Element data from apps and pages:
[Start of section]

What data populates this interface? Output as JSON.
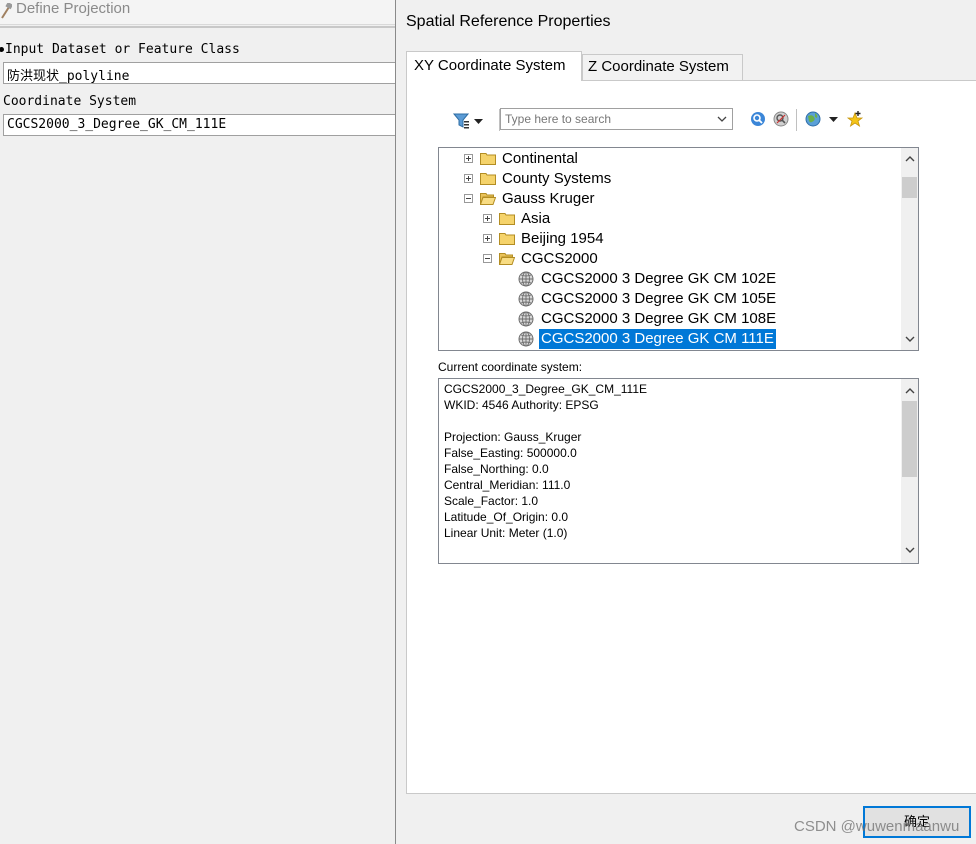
{
  "define_projection": {
    "title": "Define Projection",
    "input_label": "Input Dataset or Feature Class",
    "input_value": "防洪现状_polyline",
    "cs_label": "Coordinate System",
    "cs_value": "CGCS2000_3_Degree_GK_CM_111E"
  },
  "spatial_ref": {
    "title": "Spatial Reference Properties",
    "tabs": [
      {
        "label": "XY Coordinate System",
        "active": true
      },
      {
        "label": "Z Coordinate System",
        "active": false
      }
    ],
    "search_placeholder": "Type here to search",
    "tree": [
      {
        "label": "Continental",
        "type": "folder",
        "expander": "plus"
      },
      {
        "label": "County Systems",
        "type": "folder",
        "expander": "plus"
      },
      {
        "label": "Gauss Kruger",
        "type": "folder-open",
        "expander": "minus"
      },
      {
        "label": "Asia",
        "type": "folder",
        "expander": "plus"
      },
      {
        "label": "Beijing 1954",
        "type": "folder",
        "expander": "plus"
      },
      {
        "label": "CGCS2000",
        "type": "folder-open",
        "expander": "minus"
      },
      {
        "label": "CGCS2000 3 Degree GK CM 102E",
        "type": "globe"
      },
      {
        "label": "CGCS2000 3 Degree GK CM 105E",
        "type": "globe"
      },
      {
        "label": "CGCS2000 3 Degree GK CM 108E",
        "type": "globe"
      },
      {
        "label": "CGCS2000 3 Degree GK CM 111E",
        "type": "globe",
        "selected": true
      }
    ],
    "current_label": "Current coordinate system:",
    "current_lines": [
      "CGCS2000_3_Degree_GK_CM_111E",
      "WKID: 4546 Authority: EPSG",
      "",
      "Projection: Gauss_Kruger",
      "False_Easting: 500000.0",
      "False_Northing: 0.0",
      "Central_Meridian: 111.0",
      "Scale_Factor: 1.0",
      "Latitude_Of_Origin: 0.0",
      "Linear Unit: Meter (1.0)"
    ],
    "ok_label": "确定",
    "selection_color": "#0078d7"
  },
  "watermark": "CSDN @wuwenmaanwu"
}
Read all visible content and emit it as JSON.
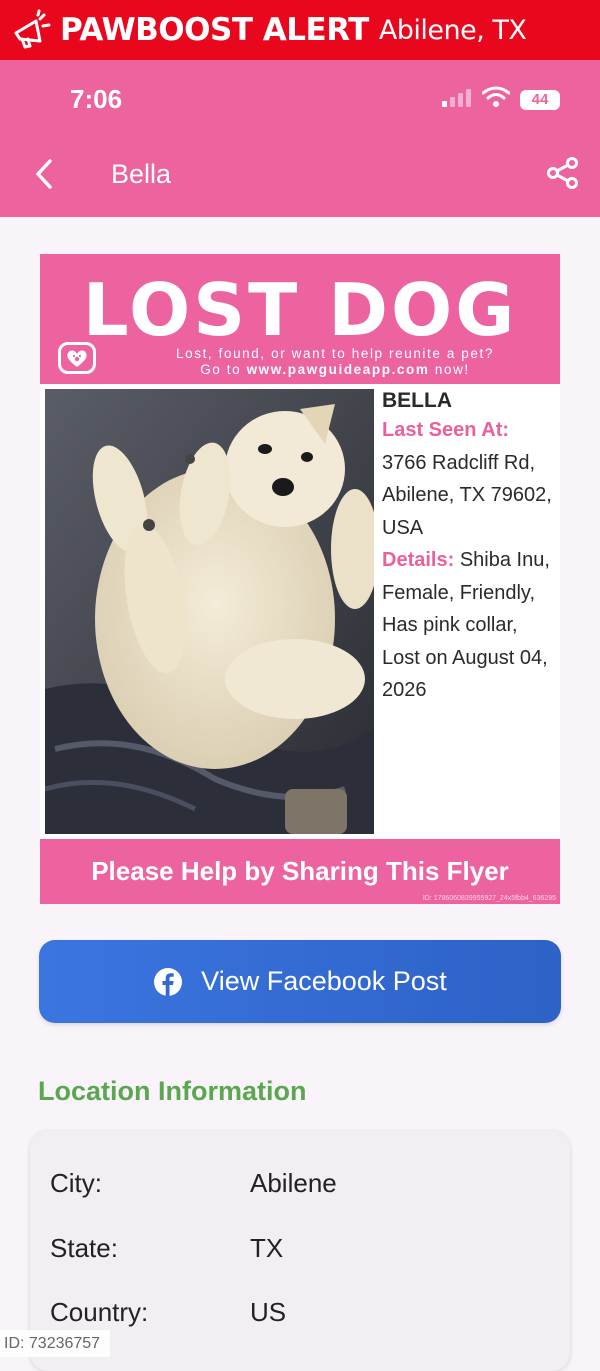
{
  "alert": {
    "brand": "PAWBOOST ALERT",
    "location": "Abilene, TX"
  },
  "status": {
    "time": "7:06",
    "battery": "44"
  },
  "appbar": {
    "title": "Bella"
  },
  "flyer": {
    "title": "LOST DOG",
    "subtitle_line1": "Lost, found, or want to help reunite a pet?",
    "subtitle_line2_pre": "Go to ",
    "subtitle_url": "www.pawguideapp.com",
    "subtitle_line2_post": " now!",
    "pet_name": "BELLA",
    "last_seen_label": "Last Seen At:",
    "last_seen_value": "3766 Radcliff Rd, Abilene, TX 79602, USA",
    "details_label": "Details:",
    "details_value": "Shiba Inu, Female, Friendly, Has pink collar, Lost on August 04, 2026",
    "footer": "Please Help by Sharing This Flyer",
    "flyer_id": "ID: 1786060839955927_24x5fbb4_636295"
  },
  "facebook_button": {
    "label": "View Facebook Post"
  },
  "location_section": {
    "title": "Location Information",
    "rows": [
      {
        "label": "City:",
        "value": "Abilene"
      },
      {
        "label": "State:",
        "value": "TX"
      },
      {
        "label": "Country:",
        "value": "US"
      }
    ]
  },
  "watermark_id": "ID: 73236757",
  "colors": {
    "alert_red": "#e8071d",
    "brand_pink": "#ec639d",
    "facebook_blue": "#3b75e0",
    "section_green": "#5ba74f"
  }
}
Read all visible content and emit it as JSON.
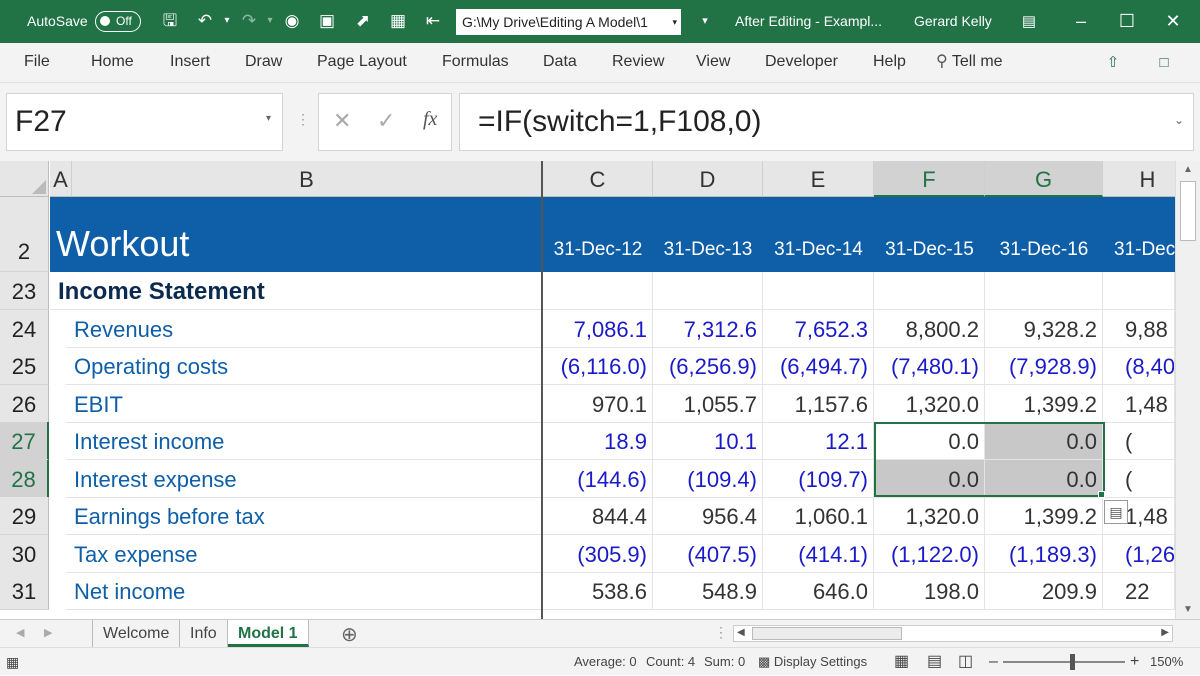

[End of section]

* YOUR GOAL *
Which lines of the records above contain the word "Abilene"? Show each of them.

* OUTPUT FOR THIS TASK *
    "location": "Abilene, TX"
    "last_seen_value": "3766 Radcliff Rd, Abilene, TX 79602, USA",
        "value": "Abilene"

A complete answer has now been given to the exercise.